Entries from a dataset of interfaces

● ● ● ●

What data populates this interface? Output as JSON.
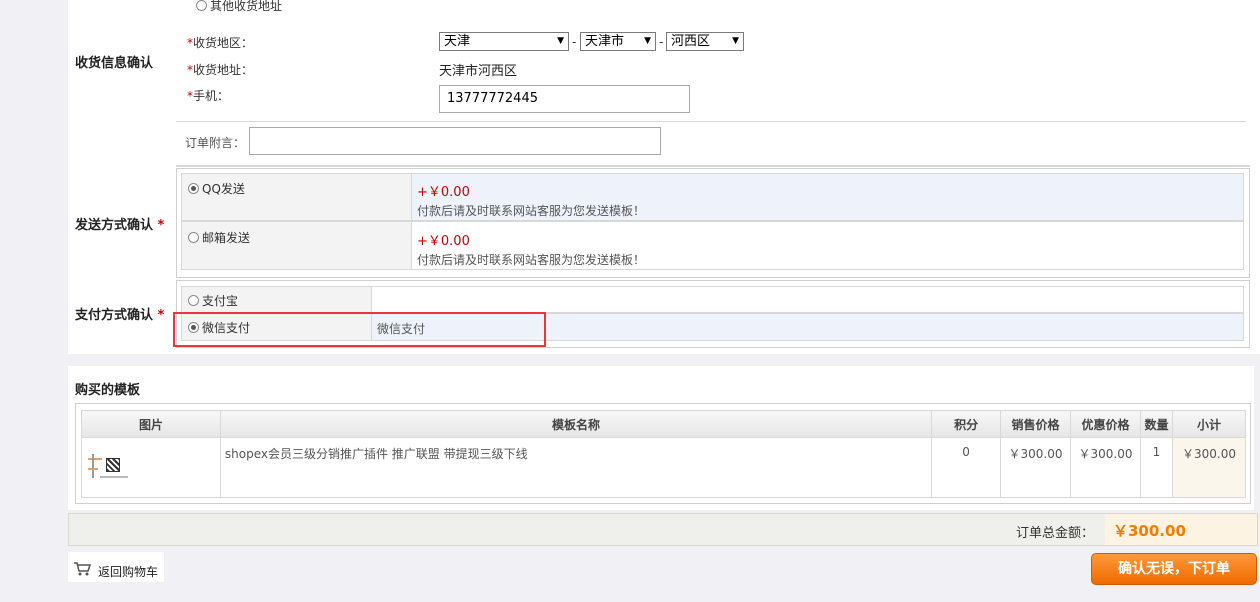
{
  "address": {
    "other_address_label": "其他收货地址",
    "section_title": "收货信息确认",
    "region_label": "收货地区：",
    "province": "天津",
    "city": "天津市",
    "district": "河西区",
    "sep": "-",
    "address_label": "收货地址：",
    "address_value": "天津市河西区",
    "phone_label": "手机：",
    "phone_value": "13777772445",
    "note_label": "订单附言：",
    "note_value": ""
  },
  "shipping": {
    "section_title": "发送方式确认",
    "options": [
      {
        "name": "QQ发送",
        "price": "+￥0.00",
        "desc": "付款后请及时联系网站客服为您发送模板！",
        "selected": true
      },
      {
        "name": "邮箱发送",
        "price": "+￥0.00",
        "desc": "付款后请及时联系网站客服为您发送模板！",
        "selected": false
      }
    ]
  },
  "payment": {
    "section_title": "支付方式确认",
    "options": [
      {
        "name": "支付宝",
        "desc": "",
        "selected": false
      },
      {
        "name": "微信支付",
        "desc": "微信支付",
        "selected": true
      }
    ]
  },
  "purchase": {
    "section_title": "购买的模板",
    "columns": [
      "图片",
      "模板名称",
      "积分",
      "销售价格",
      "优惠价格",
      "数量",
      "小计"
    ],
    "rows": [
      {
        "name": "shopex会员三级分销推广插件 推广联盟 带提现三级下线",
        "points": "0",
        "sale_price": "￥300.00",
        "discount_price": "￥300.00",
        "qty": "1",
        "subtotal": "￥300.00"
      }
    ]
  },
  "total": {
    "label": "订单总金额：",
    "value": "￥300.00"
  },
  "footer": {
    "back_to_cart": "返回购物车",
    "confirm_order": "确认无误，下订单"
  },
  "colors": {
    "accent_orange": "#f57c00",
    "price_red": "#cc0000",
    "highlight_red": "#e53935",
    "selected_row_bg": "#eef3fb"
  }
}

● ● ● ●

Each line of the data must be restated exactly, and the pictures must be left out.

**Answer area**
What data populates this interface? Output as JSON.
{
  "address": {
    "other_address_label": "其他收货地址",
    "section_title": "收货信息确认",
    "region_label": "收货地区：",
    "province": "天津",
    "city": "天津市",
    "district": "河西区",
    "sep": "-",
    "address_label": "收货地址：",
    "address_value": "天津市河西区",
    "phone_label": "手机：",
    "phone_value": "13777772445",
    "note_label": "订单附言：",
    "note_value": ""
  },
  "shipping": {
    "section_title": "发送方式确认",
    "options": [
      {
        "name": "QQ发送",
        "price": "+￥0.00",
        "desc": "付款后请及时联系网站客服为您发送模板！",
        "selected": true
      },
      {
        "name": "邮箱发送",
        "price": "+￥0.00",
        "desc": "付款后请及时联系网站客服为您发送模板！",
        "selected": false
      }
    ]
  },
  "payment": {
    "section_title": "支付方式确认",
    "options": [
      {
        "name": "支付宝",
        "desc": "",
        "selected": false
      },
      {
        "name": "微信支付",
        "desc": "微信支付",
        "selected": true
      }
    ]
  },
  "purchase": {
    "section_title": "购买的模板",
    "columns": [
      "图片",
      "模板名称",
      "积分",
      "销售价格",
      "优惠价格",
      "数量",
      "小计"
    ],
    "rows": [
      {
        "name": "shopex会员三级分销推广插件 推广联盟 带提现三级下线",
        "points": "0",
        "sale_price": "￥300.00",
        "discount_price": "￥300.00",
        "qty": "1",
        "subtotal": "￥300.00"
      }
    ]
  },
  "total": {
    "label": "订单总金额：",
    "value": "￥300.00"
  },
  "footer": {
    "back_to_cart": "返回购物车",
    "confirm_order": "确认无误，下订单"
  },
  "colors": {
    "accent_orange": "#f57c00",
    "price_red": "#cc0000",
    "highlight_red": "#e53935",
    "selected_row_bg": "#eef3fb"
  }
}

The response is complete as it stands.